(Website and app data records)
_ _ _
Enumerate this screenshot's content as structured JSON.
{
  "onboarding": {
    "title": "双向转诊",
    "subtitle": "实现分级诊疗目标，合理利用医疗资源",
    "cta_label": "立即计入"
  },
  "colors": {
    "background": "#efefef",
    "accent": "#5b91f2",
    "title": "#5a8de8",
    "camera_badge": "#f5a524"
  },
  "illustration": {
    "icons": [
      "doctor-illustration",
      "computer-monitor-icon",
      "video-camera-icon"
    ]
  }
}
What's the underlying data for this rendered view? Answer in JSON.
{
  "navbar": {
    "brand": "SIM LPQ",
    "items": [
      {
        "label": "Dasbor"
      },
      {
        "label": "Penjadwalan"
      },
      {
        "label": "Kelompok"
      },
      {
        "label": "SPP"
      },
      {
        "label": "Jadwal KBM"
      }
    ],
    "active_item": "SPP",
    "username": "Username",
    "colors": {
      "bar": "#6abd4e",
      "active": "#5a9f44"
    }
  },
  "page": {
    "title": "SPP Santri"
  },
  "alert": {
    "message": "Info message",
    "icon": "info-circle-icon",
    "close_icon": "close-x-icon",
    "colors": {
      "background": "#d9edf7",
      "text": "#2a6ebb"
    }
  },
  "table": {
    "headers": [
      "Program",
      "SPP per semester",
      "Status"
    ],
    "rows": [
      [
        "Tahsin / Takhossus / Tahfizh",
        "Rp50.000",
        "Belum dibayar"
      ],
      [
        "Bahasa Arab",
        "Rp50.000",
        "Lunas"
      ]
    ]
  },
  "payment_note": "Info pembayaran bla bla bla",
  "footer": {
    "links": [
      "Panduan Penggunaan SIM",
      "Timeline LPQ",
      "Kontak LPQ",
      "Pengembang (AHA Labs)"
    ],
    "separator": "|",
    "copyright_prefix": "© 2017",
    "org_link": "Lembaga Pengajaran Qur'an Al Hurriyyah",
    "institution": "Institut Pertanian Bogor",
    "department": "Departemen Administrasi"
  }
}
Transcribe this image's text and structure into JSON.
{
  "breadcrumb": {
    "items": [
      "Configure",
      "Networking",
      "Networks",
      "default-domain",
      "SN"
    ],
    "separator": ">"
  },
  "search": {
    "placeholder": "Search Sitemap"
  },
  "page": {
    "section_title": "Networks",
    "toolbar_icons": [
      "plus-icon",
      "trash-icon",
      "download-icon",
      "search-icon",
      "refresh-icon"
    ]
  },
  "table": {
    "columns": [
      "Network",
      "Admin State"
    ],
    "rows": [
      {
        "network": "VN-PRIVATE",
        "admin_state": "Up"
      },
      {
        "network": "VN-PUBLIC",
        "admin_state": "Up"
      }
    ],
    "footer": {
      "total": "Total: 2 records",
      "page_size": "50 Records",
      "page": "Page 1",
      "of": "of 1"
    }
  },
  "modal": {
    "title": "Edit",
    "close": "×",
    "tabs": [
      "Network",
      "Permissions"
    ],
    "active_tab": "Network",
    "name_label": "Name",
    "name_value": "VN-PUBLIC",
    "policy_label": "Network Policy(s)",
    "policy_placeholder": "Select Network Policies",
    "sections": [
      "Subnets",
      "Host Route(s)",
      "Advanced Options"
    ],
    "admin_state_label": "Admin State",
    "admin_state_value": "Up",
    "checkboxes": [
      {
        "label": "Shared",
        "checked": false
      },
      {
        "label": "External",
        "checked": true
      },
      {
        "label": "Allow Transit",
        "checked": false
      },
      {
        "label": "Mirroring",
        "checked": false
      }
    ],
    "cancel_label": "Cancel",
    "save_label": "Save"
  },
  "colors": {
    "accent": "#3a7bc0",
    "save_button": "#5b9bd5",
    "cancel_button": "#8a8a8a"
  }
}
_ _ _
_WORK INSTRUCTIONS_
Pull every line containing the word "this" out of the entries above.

_OUTPUT BELOW_
Enumerate this screenshot's content as structured JSON.
What's the underlying data for this rendered view? Answer in JSON.
Transcribe this image's text and structure into JSON.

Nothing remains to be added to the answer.